The organization also has a tool list that they say may help a person feel stronger and more hopeful.
Though the quality of the individual groups may vary, there are no costs to use the service.
These peer-led support groups cater to those living with depression and bipolar disorder and are free of charge. People can share their experiences, offer hope to one another, and discuss coping strategies.
There are also groups for the loved ones of people with mental illness.
Below are answers to some frequently asked questions about online support groups.
Are online support groups effective?
People participating in online support groups will have different experiences depending on the specific group they join and individual viewpoints, attitudes, and personalities.
However, members may find comfort in sharing their experiences with those who have experienced similar situations in these groups. They may also learn new coping strategies.
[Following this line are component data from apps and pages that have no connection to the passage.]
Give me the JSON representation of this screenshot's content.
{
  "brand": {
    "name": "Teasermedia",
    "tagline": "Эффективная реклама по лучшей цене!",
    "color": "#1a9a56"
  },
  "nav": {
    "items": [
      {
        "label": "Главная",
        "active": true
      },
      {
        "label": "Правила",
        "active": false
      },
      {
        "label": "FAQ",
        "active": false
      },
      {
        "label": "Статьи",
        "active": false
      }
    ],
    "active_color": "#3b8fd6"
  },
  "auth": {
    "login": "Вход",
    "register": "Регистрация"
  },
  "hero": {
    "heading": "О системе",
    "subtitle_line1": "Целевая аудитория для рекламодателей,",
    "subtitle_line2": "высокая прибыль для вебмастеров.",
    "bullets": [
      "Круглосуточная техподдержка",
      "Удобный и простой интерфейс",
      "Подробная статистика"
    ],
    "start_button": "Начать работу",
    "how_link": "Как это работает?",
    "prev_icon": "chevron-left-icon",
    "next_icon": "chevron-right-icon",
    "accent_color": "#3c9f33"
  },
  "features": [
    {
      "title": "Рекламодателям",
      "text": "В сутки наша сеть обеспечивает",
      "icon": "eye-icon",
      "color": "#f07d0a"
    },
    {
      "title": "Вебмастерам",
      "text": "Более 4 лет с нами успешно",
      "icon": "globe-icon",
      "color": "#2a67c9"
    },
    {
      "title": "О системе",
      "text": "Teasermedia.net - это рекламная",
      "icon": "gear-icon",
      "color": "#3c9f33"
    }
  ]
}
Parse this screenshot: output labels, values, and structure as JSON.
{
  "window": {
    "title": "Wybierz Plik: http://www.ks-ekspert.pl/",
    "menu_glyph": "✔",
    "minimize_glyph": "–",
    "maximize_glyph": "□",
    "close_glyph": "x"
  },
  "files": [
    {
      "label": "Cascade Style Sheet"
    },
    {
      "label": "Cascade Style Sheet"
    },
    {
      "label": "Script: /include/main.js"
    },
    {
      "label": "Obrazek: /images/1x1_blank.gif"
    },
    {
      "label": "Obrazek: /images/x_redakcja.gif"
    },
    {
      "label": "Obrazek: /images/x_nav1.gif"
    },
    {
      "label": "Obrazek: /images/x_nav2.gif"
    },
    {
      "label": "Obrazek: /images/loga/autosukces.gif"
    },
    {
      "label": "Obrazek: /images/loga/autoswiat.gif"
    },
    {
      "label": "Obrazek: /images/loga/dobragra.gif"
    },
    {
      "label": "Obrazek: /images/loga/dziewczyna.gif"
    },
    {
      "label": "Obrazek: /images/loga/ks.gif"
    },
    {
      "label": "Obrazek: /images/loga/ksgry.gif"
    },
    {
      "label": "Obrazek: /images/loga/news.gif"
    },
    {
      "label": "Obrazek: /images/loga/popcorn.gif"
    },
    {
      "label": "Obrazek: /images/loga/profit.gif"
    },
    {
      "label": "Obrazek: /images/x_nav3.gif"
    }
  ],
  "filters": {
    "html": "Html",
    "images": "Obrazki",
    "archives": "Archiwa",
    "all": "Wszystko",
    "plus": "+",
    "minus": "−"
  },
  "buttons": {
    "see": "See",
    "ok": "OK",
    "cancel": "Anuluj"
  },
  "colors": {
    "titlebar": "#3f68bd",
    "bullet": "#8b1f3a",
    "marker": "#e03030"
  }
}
What types of online support groups are there?
There are online support groups designed for individuals living with various mental health conditions or in challenging situations. Individuals can visit MHA for a comprehensive list of support options.
How do online support groups differ from in-person support groups?
People experience in-person interactions differently than they do online interactions. For example, those in online groups might have difficulty interpreting other members’ body language and facial expressions.
However, online groups are undoubtedly more accessible than in-person groups. They also provide a safe space for sharing and learning from peers.
When might a person need to speak with a doctor?
Though helpful, online support groups should never replace services offered by trained mental health professionals for those with depression, anxiety, or other serious mental health conditions. Equally, if a person is in crisis, they should call 911 rather than seek online help.
If you know someone at immediate risk of self-harm, suicide, or hurting another person:
- Ask the tough question: “Are you considering suicide?”
- Listen to the person without judgment.
- Call 911 or the local emergency number, or text TALK to 741741 to communicate with a trained crisis counselor.
- Stay with the person until professional help arrives.
- Try to remove any weapons, medications, or other potentially harmful objects.
If you or someone you know is having thoughts of suicide, a prevention hotline can help. The 988 Suicide and Crisis Lifeline is available 24 hours a day at 988. During a crisis, people who are hard of hearing can use their preferred relay service or dial 711 then 988.
The popularity of online support groups significantly increased with the onset of COVID-19. Some of these groups are peer-led whereas trained mental health professionals oversee others. The groups help individuals find empathic communities where they can share their stories and seek and give advice.
Groups meet via video call or communicate through forum messages. Costs for membership vary depending on the group, but many groups offer services for free.
Research suggests that online support groups may help alleviate symptoms of mental illnesses and complement in-person talking therapy sessions. Anecdotal evidence shows that support groups may also help diminish feelings of loneliness and isolation.